**What needs to be done**:
Return exactly these lines and no others: the one containing "Convert this screenshot" and all that follow it to the end of the listing below.

**Records supplied**:
== Segment start ==
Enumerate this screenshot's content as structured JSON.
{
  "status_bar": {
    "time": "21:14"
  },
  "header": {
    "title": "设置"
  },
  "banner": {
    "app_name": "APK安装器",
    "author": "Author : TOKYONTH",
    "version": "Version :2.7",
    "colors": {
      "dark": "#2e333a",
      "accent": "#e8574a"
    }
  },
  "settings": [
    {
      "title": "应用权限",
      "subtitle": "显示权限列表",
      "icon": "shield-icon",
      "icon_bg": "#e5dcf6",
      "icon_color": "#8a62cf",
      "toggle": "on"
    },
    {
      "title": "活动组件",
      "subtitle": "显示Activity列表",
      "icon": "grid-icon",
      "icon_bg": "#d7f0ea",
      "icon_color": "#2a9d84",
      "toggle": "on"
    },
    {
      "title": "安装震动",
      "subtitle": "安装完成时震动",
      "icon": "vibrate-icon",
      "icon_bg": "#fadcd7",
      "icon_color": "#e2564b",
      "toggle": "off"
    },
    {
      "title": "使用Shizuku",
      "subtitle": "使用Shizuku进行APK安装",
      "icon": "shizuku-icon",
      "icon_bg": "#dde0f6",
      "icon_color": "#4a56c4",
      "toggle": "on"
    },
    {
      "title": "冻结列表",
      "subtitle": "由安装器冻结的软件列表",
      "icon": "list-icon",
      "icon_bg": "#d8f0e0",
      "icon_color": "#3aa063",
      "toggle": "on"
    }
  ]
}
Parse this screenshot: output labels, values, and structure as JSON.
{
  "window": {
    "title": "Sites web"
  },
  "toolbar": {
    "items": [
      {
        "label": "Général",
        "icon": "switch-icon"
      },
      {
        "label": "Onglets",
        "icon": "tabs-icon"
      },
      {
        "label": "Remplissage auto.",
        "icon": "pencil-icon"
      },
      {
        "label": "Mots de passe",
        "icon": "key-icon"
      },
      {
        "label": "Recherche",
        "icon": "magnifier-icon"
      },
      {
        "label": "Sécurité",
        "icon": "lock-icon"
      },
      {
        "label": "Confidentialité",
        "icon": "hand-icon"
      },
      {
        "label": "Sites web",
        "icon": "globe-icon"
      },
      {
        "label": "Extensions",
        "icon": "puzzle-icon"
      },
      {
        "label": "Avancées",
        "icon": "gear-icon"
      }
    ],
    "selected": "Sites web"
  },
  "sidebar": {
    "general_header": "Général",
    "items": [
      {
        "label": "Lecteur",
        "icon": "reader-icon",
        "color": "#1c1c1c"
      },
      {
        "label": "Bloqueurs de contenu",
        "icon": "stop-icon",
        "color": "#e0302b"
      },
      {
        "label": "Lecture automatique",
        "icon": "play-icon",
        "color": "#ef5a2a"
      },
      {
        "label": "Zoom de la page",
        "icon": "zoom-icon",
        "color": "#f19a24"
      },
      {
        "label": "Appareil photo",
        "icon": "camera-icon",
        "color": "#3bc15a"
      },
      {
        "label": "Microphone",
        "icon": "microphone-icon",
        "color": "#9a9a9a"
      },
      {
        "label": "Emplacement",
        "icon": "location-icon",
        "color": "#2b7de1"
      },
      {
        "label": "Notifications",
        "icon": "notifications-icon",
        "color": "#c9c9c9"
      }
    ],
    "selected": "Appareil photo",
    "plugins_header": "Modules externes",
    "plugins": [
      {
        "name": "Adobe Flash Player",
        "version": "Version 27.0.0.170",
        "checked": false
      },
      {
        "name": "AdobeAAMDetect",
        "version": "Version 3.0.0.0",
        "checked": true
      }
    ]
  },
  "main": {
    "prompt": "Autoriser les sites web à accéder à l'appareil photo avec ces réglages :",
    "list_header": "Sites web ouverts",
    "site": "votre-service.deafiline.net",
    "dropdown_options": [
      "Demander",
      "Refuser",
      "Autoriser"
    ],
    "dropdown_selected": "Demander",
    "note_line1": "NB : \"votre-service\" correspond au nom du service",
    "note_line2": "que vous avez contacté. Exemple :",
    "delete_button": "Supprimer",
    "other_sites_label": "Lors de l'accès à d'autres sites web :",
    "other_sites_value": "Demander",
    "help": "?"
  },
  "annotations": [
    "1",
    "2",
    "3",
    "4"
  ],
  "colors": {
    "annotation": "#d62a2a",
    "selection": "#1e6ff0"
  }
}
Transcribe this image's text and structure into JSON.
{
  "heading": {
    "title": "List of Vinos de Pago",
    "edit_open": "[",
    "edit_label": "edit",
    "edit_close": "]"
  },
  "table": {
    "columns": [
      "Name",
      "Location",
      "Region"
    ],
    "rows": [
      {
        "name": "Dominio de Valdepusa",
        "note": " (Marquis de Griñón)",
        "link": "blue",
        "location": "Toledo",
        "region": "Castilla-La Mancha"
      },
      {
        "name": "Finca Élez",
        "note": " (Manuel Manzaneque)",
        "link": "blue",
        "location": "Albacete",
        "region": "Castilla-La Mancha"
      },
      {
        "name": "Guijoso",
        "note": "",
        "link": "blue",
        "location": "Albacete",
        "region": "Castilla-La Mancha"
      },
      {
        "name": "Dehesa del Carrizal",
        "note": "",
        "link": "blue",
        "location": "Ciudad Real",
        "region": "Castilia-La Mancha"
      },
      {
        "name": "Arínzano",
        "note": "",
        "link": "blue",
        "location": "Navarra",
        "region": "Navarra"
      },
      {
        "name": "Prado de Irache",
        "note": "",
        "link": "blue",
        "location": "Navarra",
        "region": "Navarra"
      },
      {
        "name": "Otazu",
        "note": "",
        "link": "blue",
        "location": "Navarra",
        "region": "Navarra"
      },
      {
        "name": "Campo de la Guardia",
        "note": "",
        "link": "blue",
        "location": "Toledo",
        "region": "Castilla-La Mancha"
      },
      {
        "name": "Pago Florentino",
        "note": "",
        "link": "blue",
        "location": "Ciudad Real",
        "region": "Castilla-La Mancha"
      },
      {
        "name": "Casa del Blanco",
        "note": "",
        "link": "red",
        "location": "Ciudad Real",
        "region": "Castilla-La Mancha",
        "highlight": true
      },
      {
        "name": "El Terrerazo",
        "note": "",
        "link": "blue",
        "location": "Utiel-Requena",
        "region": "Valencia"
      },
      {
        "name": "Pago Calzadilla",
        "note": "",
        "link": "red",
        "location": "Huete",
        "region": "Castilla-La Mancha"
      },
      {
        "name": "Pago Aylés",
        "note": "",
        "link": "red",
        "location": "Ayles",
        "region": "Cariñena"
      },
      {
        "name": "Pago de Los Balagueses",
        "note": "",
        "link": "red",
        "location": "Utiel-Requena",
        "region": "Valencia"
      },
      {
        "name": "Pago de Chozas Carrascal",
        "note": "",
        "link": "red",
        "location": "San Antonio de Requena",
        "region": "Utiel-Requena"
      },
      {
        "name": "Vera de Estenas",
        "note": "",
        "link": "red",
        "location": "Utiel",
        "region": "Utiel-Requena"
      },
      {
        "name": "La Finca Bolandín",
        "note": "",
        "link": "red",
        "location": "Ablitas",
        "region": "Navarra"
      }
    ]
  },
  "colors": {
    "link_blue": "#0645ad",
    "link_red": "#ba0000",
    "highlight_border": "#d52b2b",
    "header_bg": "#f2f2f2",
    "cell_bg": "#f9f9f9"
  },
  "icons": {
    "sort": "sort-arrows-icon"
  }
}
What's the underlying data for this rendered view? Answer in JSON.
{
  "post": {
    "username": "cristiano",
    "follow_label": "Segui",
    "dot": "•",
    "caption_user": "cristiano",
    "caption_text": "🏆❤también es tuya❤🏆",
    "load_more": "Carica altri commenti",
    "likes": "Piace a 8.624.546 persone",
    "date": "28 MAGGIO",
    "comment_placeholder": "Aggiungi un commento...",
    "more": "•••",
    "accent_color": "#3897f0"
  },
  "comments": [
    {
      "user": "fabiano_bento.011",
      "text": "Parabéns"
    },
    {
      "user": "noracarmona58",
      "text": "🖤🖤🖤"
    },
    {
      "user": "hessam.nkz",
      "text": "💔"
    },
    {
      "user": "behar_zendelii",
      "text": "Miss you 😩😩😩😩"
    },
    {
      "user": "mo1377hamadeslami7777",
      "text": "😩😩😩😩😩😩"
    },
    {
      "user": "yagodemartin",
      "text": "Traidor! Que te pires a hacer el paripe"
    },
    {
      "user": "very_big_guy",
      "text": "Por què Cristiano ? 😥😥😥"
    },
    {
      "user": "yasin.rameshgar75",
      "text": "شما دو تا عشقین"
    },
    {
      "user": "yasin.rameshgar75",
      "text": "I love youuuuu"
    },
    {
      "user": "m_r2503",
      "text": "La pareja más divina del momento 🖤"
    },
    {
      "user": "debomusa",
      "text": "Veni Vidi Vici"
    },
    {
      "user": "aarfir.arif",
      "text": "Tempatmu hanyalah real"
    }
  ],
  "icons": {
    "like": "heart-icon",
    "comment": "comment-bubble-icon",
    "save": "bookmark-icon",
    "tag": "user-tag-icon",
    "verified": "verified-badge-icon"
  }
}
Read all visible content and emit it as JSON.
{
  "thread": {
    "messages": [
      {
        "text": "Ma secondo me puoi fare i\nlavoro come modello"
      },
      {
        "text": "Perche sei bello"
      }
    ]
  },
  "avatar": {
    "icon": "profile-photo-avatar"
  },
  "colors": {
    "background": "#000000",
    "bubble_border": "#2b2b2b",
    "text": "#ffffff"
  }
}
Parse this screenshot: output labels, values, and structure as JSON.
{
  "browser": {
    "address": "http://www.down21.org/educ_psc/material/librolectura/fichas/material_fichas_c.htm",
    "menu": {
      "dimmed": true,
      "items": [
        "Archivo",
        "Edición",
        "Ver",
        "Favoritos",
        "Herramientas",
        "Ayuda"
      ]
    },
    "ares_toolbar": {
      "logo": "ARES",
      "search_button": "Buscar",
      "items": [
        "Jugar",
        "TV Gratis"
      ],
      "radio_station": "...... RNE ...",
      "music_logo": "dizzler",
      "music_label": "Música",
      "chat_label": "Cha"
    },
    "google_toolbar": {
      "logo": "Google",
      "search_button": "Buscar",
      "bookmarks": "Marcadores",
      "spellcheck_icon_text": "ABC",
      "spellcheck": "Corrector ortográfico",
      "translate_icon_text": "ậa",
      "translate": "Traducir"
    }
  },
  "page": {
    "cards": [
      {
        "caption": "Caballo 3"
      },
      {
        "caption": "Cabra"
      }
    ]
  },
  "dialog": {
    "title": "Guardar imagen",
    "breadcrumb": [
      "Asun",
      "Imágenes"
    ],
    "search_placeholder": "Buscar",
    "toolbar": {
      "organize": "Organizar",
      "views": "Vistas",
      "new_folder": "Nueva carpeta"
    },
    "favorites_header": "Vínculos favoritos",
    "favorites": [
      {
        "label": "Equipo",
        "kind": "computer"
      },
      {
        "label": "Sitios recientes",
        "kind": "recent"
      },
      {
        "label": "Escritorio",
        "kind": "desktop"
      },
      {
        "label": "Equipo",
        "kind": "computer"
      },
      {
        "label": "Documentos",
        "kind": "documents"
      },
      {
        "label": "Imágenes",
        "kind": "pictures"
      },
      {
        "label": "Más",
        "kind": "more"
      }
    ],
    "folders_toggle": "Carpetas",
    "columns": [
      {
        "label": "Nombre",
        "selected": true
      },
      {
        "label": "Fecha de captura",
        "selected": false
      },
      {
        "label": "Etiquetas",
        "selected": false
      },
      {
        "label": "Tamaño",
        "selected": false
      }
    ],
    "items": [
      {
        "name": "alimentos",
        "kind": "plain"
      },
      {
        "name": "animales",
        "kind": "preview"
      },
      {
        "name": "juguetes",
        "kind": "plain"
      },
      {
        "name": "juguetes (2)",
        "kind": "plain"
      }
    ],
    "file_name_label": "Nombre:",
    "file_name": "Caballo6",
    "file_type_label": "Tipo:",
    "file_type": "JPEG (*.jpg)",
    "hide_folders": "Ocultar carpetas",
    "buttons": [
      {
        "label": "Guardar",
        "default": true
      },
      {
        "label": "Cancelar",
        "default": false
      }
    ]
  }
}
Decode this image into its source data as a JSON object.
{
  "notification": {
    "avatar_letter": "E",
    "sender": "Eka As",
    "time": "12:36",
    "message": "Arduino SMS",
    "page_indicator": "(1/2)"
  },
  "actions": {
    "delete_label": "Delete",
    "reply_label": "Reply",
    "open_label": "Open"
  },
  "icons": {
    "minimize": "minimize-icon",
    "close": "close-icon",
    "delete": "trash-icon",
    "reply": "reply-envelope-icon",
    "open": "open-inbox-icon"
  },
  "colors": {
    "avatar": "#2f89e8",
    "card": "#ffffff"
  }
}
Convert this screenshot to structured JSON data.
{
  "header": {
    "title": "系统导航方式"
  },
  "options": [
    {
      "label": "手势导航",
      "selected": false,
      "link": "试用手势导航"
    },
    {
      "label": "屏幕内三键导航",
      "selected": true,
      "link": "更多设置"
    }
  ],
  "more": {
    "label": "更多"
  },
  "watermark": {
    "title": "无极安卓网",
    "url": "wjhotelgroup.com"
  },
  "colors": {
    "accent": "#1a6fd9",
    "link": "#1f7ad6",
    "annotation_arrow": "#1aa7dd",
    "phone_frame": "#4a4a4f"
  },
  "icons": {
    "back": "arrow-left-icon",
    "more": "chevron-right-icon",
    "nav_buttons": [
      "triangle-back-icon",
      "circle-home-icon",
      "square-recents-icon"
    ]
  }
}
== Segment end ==
**Task answer**:
Convert this screenshot to structured JSON data.
{
  "header": {
    "title": "系统导航方式"
  },
  "options": [
    {
      "label": "手势导航",
      "selected": false,
      "link": "试用手势导航"
    },
    {
      "label": "屏幕内三键导航",
      "selected": true,
      "link": "更多设置"
    }
  ],
  "more": {
    "label": "更多"
  },
  "watermark": {
    "title": "无极安卓网",
    "url": "wjhotelgroup.com"
  },
  "colors": {
    "accent": "#1a6fd9",
    "link": "#1f7ad6",
    "annotation_arrow": "#1aa7dd",
    "phone_frame": "#4a4a4f"
  },
  "icons": {
    "back": "arrow-left-icon",
    "more": "chevron-right-icon",
    "nav_buttons": [
      "triangle-back-icon",
      "circle-home-icon",
      "square-recents-icon"
    ]
  }
}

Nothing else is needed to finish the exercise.